A professor is addressed by name, Professor Jonathan Johnston, for example.
Should a professor be in Holy Orders, he or she is addressed as the 'Reverend Professor Jonathan Johnston', and is known verbally as 'Professor Johnston'.
When a professor retires from his or her chair at a university, and emeritus rank is conferred, the professor emeritus (or emeritus professor) continues to be addressed as before.
Should a professor be a canon (or have a higher ecclesiastical rank), he or she is sometimes known as 'Professor Johnston', but strictly speaking the ecclesiastical rank supersedes the academic. Thus, a canon should be known as 'Canon Johnston' rather than as 'Professor Johnston', but in practice this is a matter of personal choice.
The academic style is used more often within a university, and the ecclesiastical style outside, but the academic and ecclesiastical styles may be combined as 'The Reverend Professor Jonathan Johnston'. The form 'The Reverend Canon Professor Jonathan Johnston' is never used as it is too cumbersome.
If a professor is also a member of the peerage, or a knight or dame, the academic style and title may be combined as ‘Professor Lord Johnston’ or ‘Professor Dame Elizabeth Jones’. He/she may prefer to be known by title alone.
How to Address a Professor
The recommended form address is:

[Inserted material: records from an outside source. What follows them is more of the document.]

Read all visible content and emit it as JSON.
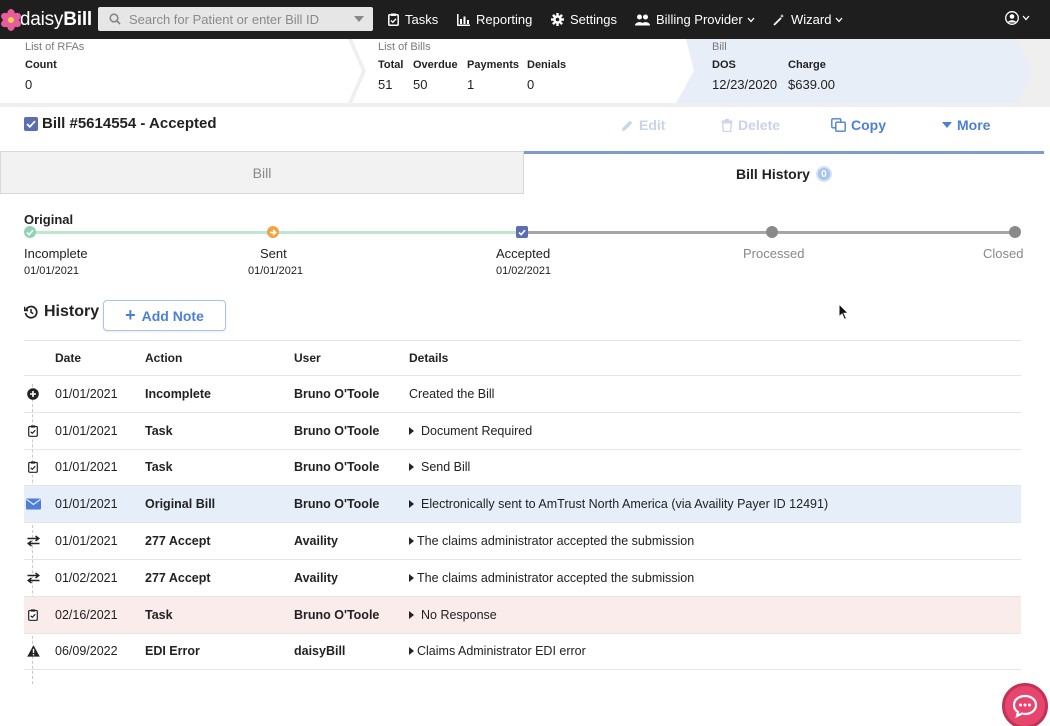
{
  "app": {
    "logo_text_light": "daisy",
    "logo_text_bold": "Bill"
  },
  "search": {
    "placeholder": "Search for Patient or enter Bill ID"
  },
  "nav": {
    "tasks": "Tasks",
    "reporting": "Reporting",
    "settings": "Settings",
    "billing_provider": "Billing Provider",
    "wizard": "Wizard"
  },
  "breadcrumbs": {
    "rfas": {
      "title": "List of RFAs",
      "count_label": "Count",
      "count_value": "0"
    },
    "bills": {
      "title": "List of Bills",
      "total_label": "Total",
      "total_value": "51",
      "overdue_label": "Overdue",
      "overdue_value": "50",
      "payments_label": "Payments",
      "payments_value": "1",
      "denials_label": "Denials",
      "denials_value": "0"
    },
    "bill": {
      "title": "Bill",
      "dos_label": "DOS",
      "dos_value": "12/23/2020",
      "charge_label": "Charge",
      "charge_value": "$639.00"
    }
  },
  "bill_header": {
    "title": "Bill #5614554 - Accepted",
    "edit": "Edit",
    "delete": "Delete",
    "copy": "Copy",
    "more": "More"
  },
  "tabs": {
    "bill": "Bill",
    "history": "Bill History",
    "history_badge": "0"
  },
  "status_track": {
    "title": "Original",
    "stages": [
      {
        "label": "Incomplete",
        "date": "01/01/2021"
      },
      {
        "label": "Sent",
        "date": "01/01/2021"
      },
      {
        "label": "Accepted",
        "date": "01/02/2021"
      },
      {
        "label": "Processed",
        "date": ""
      },
      {
        "label": "Closed",
        "date": ""
      }
    ],
    "colors": {
      "done": "#8fd3b0",
      "sent": "#f0a442",
      "accepted": "#5b6db5",
      "future": "#9a9a9a"
    }
  },
  "history": {
    "title": "History",
    "add_note": "Add Note",
    "columns": {
      "date": "Date",
      "action": "Action",
      "user": "User",
      "details": "Details"
    },
    "rows": [
      {
        "icon": "plus-circle-icon",
        "date": "01/01/2021",
        "action": "Incomplete",
        "user": "Bruno O'Toole",
        "details": "Created the Bill",
        "expandable": false,
        "highlight": ""
      },
      {
        "icon": "task-clipboard-icon",
        "date": "01/01/2021",
        "action": "Task",
        "user": "Bruno O'Toole",
        "details": "Document Required",
        "expandable": true,
        "highlight": ""
      },
      {
        "icon": "task-clipboard-icon",
        "date": "01/01/2021",
        "action": "Task",
        "user": "Bruno O'Toole",
        "details": "Send Bill",
        "expandable": true,
        "highlight": ""
      },
      {
        "icon": "envelope-icon",
        "date": "01/01/2021",
        "action": "Original Bill",
        "user": "Bruno O'Toole",
        "details": "Electronically sent to AmTrust North America (via Availity Payer ID 12491)",
        "expandable": true,
        "highlight": "blue"
      },
      {
        "icon": "exchange-arrows-icon",
        "date": "01/01/2021",
        "action": "277 Accept",
        "user": "Availity",
        "details": "The claims administrator accepted the submission",
        "expandable": true,
        "highlight": ""
      },
      {
        "icon": "exchange-arrows-icon",
        "date": "01/02/2021",
        "action": "277 Accept",
        "user": "Availity",
        "details": "The claims administrator accepted the submission",
        "expandable": true,
        "highlight": ""
      },
      {
        "icon": "task-clipboard-icon",
        "date": "02/16/2021",
        "action": "Task",
        "user": "Bruno O'Toole",
        "details": "No Response",
        "expandable": true,
        "highlight": "red"
      },
      {
        "icon": "warning-triangle-icon",
        "date": "06/09/2022",
        "action": "EDI Error",
        "user": "daisyBill",
        "details": "Claims Administrator EDI error",
        "expandable": true,
        "highlight": ""
      }
    ]
  }
}
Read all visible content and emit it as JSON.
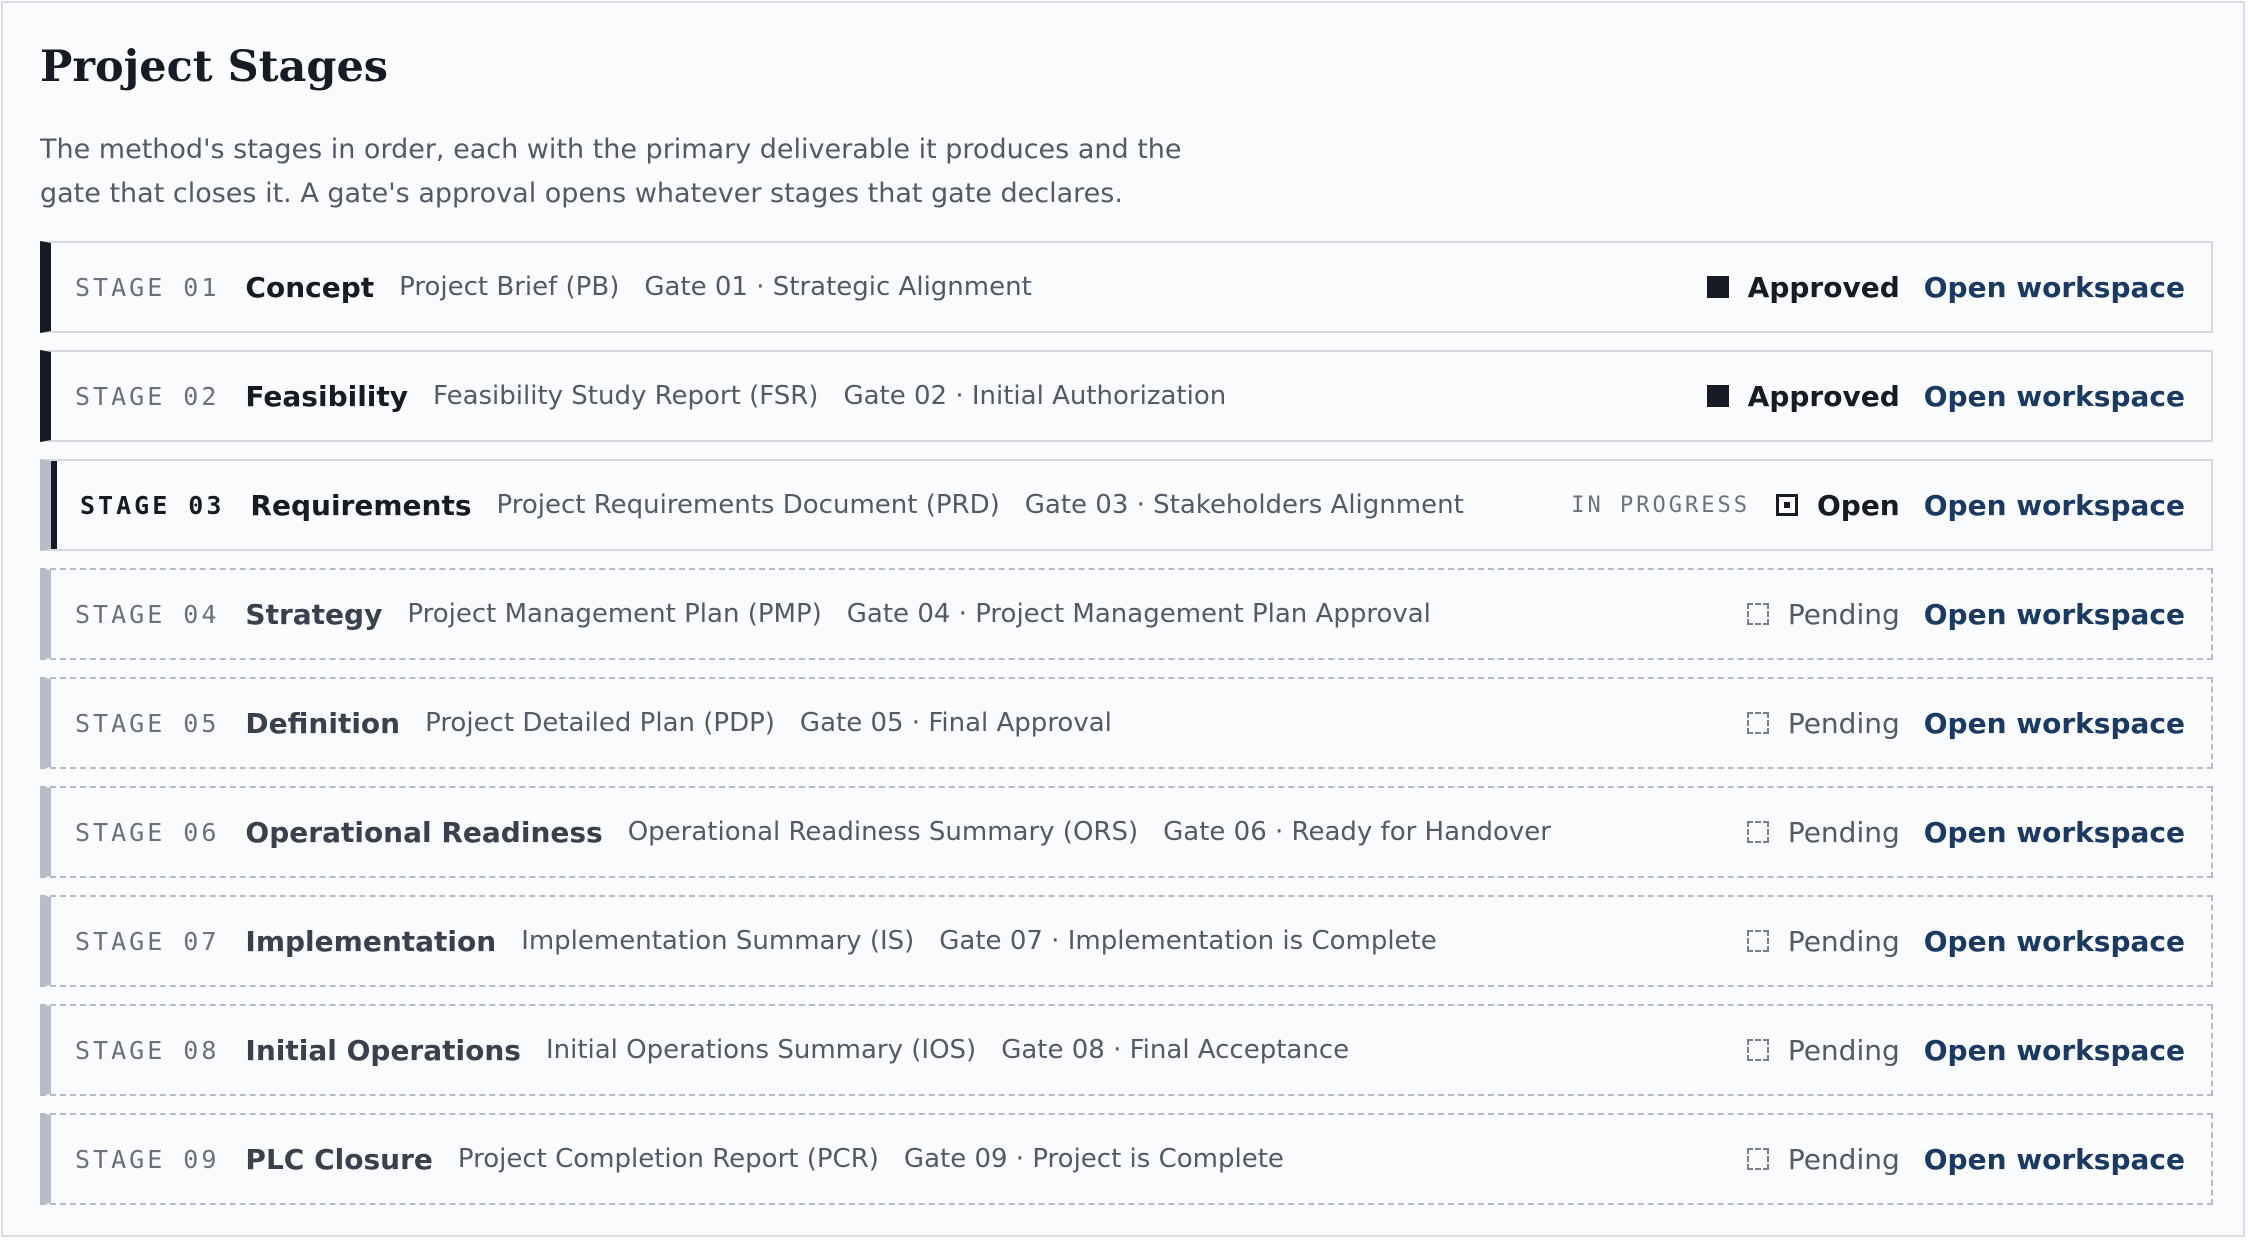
{
  "page": {
    "title": "Project Stages",
    "description": "The method's stages in order, each with the primary deliverable it produces and the gate that closes it. A gate's approval opens whatever stages that gate declares."
  },
  "colors": {
    "ink": "#161b24",
    "muted": "#535a66",
    "link": "#1b3a63",
    "pending_bar": "#b7bdc6"
  },
  "in_progress_label": "IN PROGRESS",
  "stages": [
    {
      "number": "STAGE 01",
      "name": "Concept",
      "deliverable": "Project Brief (PB)",
      "gate": "Gate 01 · Strategic Alignment",
      "state": "approved",
      "status_icon": "filled-square-icon",
      "status_label": "Approved",
      "action": "Open workspace"
    },
    {
      "number": "STAGE 02",
      "name": "Feasibility",
      "deliverable": "Feasibility Study Report (FSR)",
      "gate": "Gate 02 · Initial Authorization",
      "state": "approved",
      "status_icon": "filled-square-icon",
      "status_label": "Approved",
      "action": "Open workspace"
    },
    {
      "number": "STAGE 03",
      "name": "Requirements",
      "deliverable": "Project Requirements Document (PRD)",
      "gate": "Gate 03 · Stakeholders Alignment",
      "state": "progress",
      "status_icon": "open-square-icon",
      "status_label": "Open",
      "action": "Open workspace"
    },
    {
      "number": "STAGE 04",
      "name": "Strategy",
      "deliverable": "Project Management Plan (PMP)",
      "gate": "Gate 04 · Project Management Plan Approval",
      "state": "pending",
      "status_icon": "dashed-square-icon",
      "status_label": "Pending",
      "action": "Open workspace"
    },
    {
      "number": "STAGE 05",
      "name": "Definition",
      "deliverable": "Project Detailed Plan (PDP)",
      "gate": "Gate 05 · Final Approval",
      "state": "pending",
      "status_icon": "dashed-square-icon",
      "status_label": "Pending",
      "action": "Open workspace"
    },
    {
      "number": "STAGE 06",
      "name": "Operational Readiness",
      "deliverable": "Operational Readiness Summary (ORS)",
      "gate": "Gate 06 · Ready for Handover",
      "state": "pending",
      "status_icon": "dashed-square-icon",
      "status_label": "Pending",
      "action": "Open workspace"
    },
    {
      "number": "STAGE 07",
      "name": "Implementation",
      "deliverable": "Implementation Summary (IS)",
      "gate": "Gate 07 · Implementation is Complete",
      "state": "pending",
      "status_icon": "dashed-square-icon",
      "status_label": "Pending",
      "action": "Open workspace"
    },
    {
      "number": "STAGE 08",
      "name": "Initial Operations",
      "deliverable": "Initial Operations Summary (IOS)",
      "gate": "Gate 08 · Final Acceptance",
      "state": "pending",
      "status_icon": "dashed-square-icon",
      "status_label": "Pending",
      "action": "Open workspace"
    },
    {
      "number": "STAGE 09",
      "name": "PLC Closure",
      "deliverable": "Project Completion Report (PCR)",
      "gate": "Gate 09 · Project is Complete",
      "state": "pending",
      "status_icon": "dashed-square-icon",
      "status_label": "Pending",
      "action": "Open workspace"
    }
  ]
}
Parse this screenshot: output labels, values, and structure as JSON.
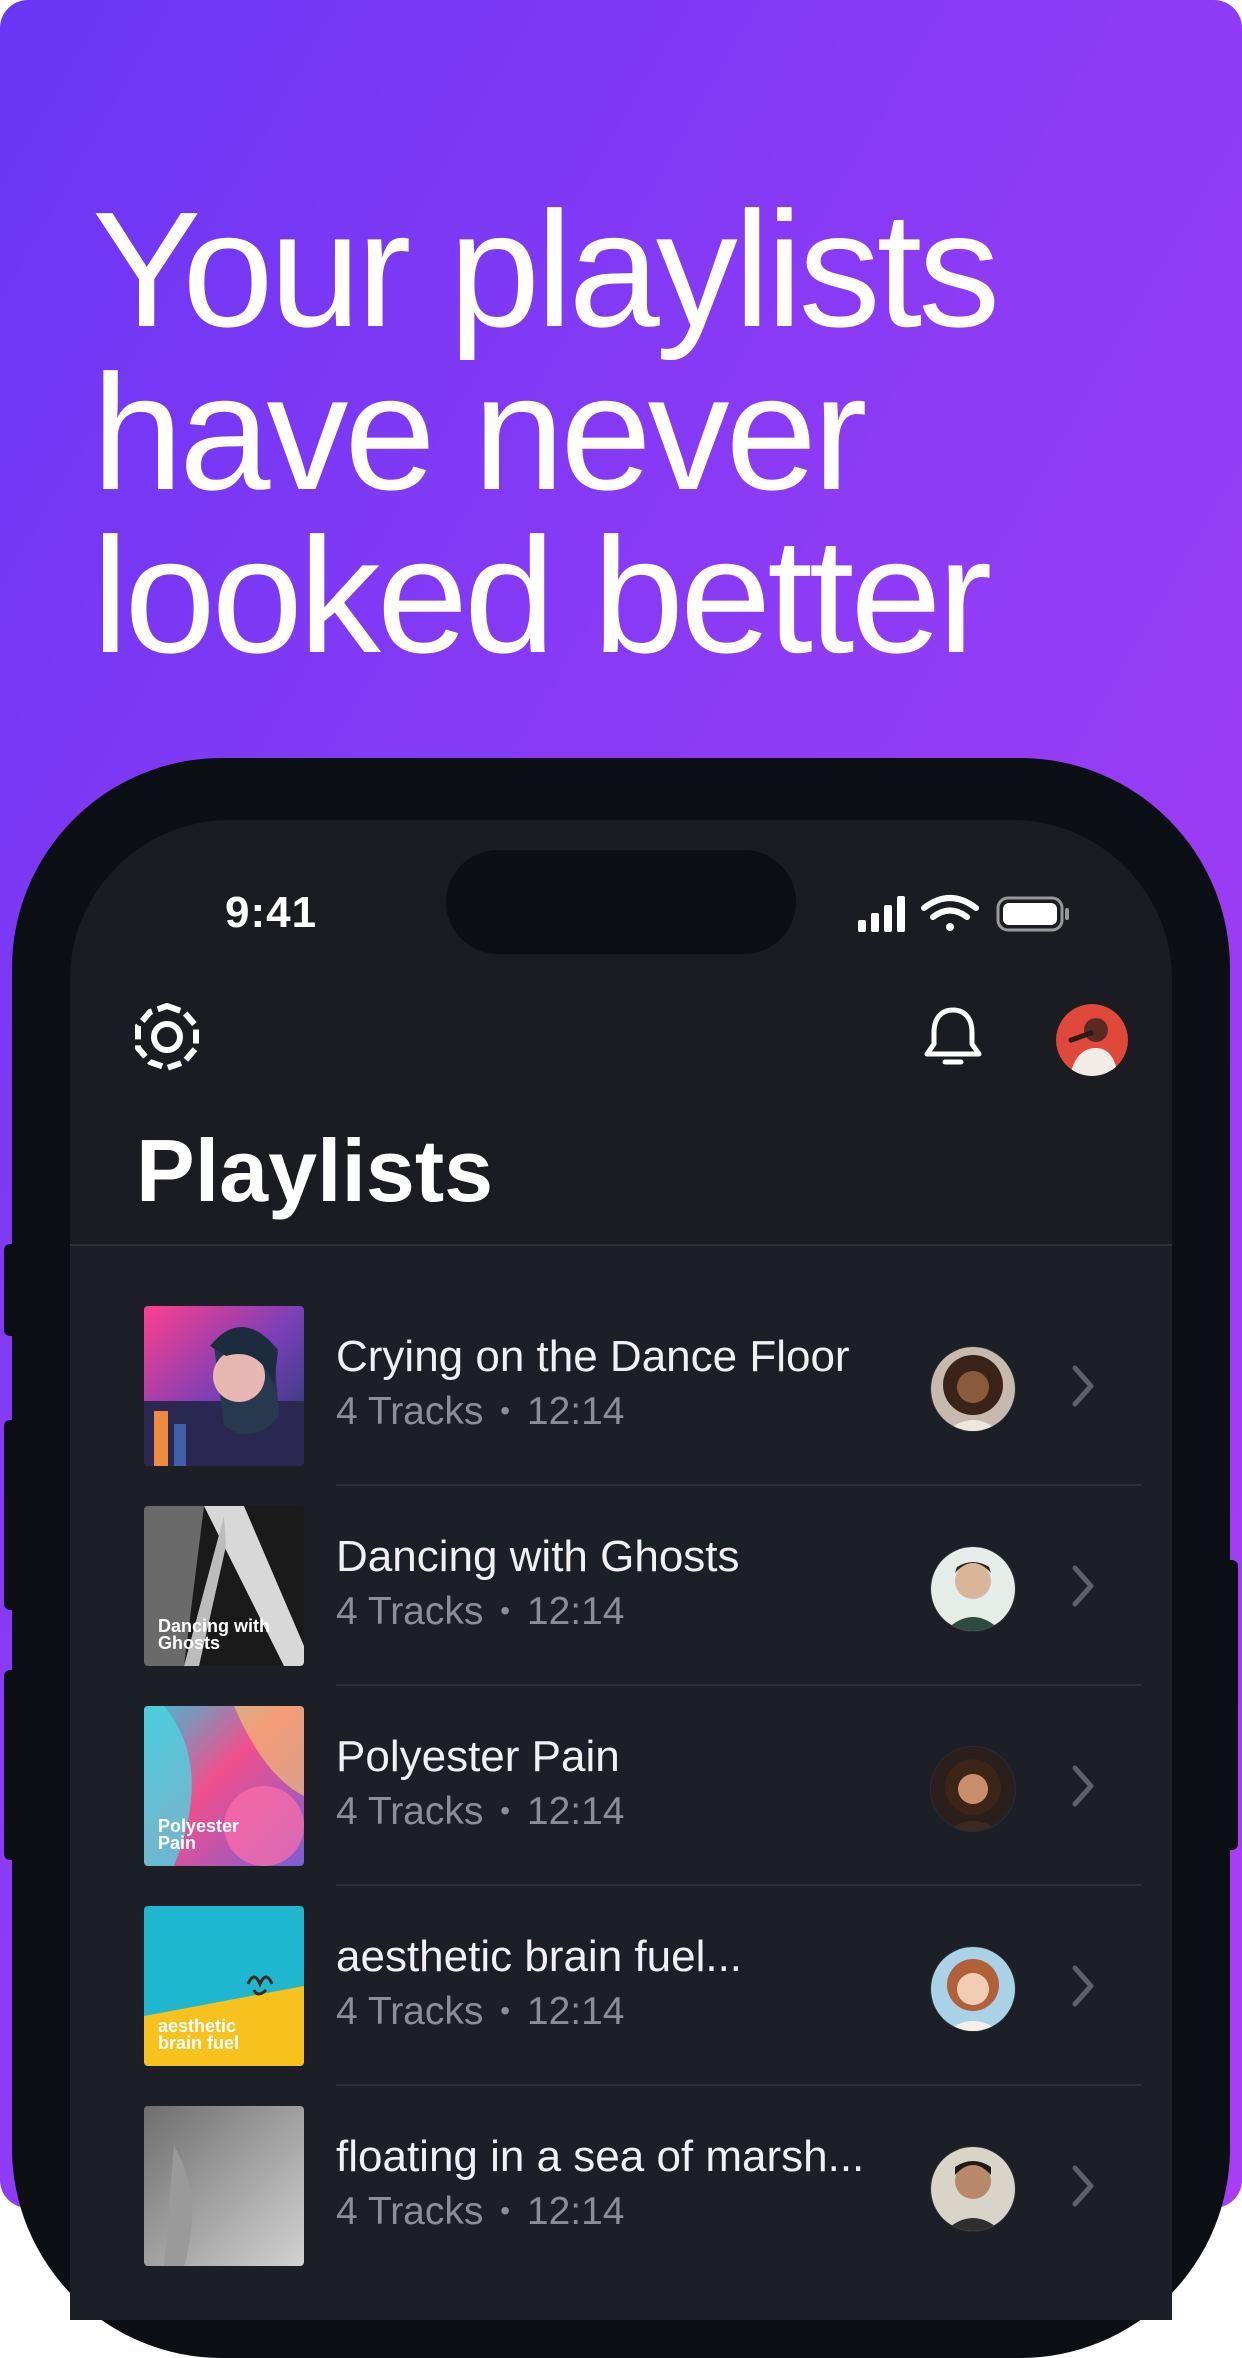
{
  "headline": [
    "Your playlists",
    "have never",
    "looked better"
  ],
  "status_bar": {
    "time": "9:41"
  },
  "header": {
    "settings_icon": "settings-gear-icon",
    "notifications_icon": "bell-icon",
    "avatar": "profile-avatar",
    "title": "Playlists"
  },
  "playlists": [
    {
      "title": "Crying on the Dance Floor",
      "tracks": "4 Tracks",
      "duration": "12:14",
      "cover_caption": ""
    },
    {
      "title": "Dancing with Ghosts",
      "tracks": "4 Tracks",
      "duration": "12:14",
      "cover_caption": "Dancing with Ghosts"
    },
    {
      "title": "Polyester Pain",
      "tracks": "4 Tracks",
      "duration": "12:14",
      "cover_caption": "Polyester Pain"
    },
    {
      "title": "aesthetic brain fuel...",
      "tracks": "4 Tracks",
      "duration": "12:14",
      "cover_caption": "aesthetic brain fuel"
    },
    {
      "title": "floating in a sea of marsh...",
      "tracks": "4 Tracks",
      "duration": "12:14",
      "cover_caption": ""
    }
  ],
  "separator": "•",
  "colors": {
    "gradient_start": "#6a36f5",
    "gradient_end": "#a93ef4",
    "phone_frame": "#0c0f14",
    "screen_bg": "#1b1c21",
    "list_bg": "#1d1f26",
    "subtitle": "#8c8e96"
  }
}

|Beginning of letter||Dear Sir/Madam (formal); Dear Professor Johnston (social). If a peer, Dear Lord or Lady Kirkcudbright; if a knight, Dear Sir Henry; if a dame, Dear Dame Mary|
|Envelope||Professor Jonathan Johnston*|
|Verbal communication||Lord or Lady Blank; Professor Johnston; etc|
* In social usage it is not uncommon to find crown honours combined with styles emanating from other sources, eg Professor Lord Johnston, although this is deprecated by purists.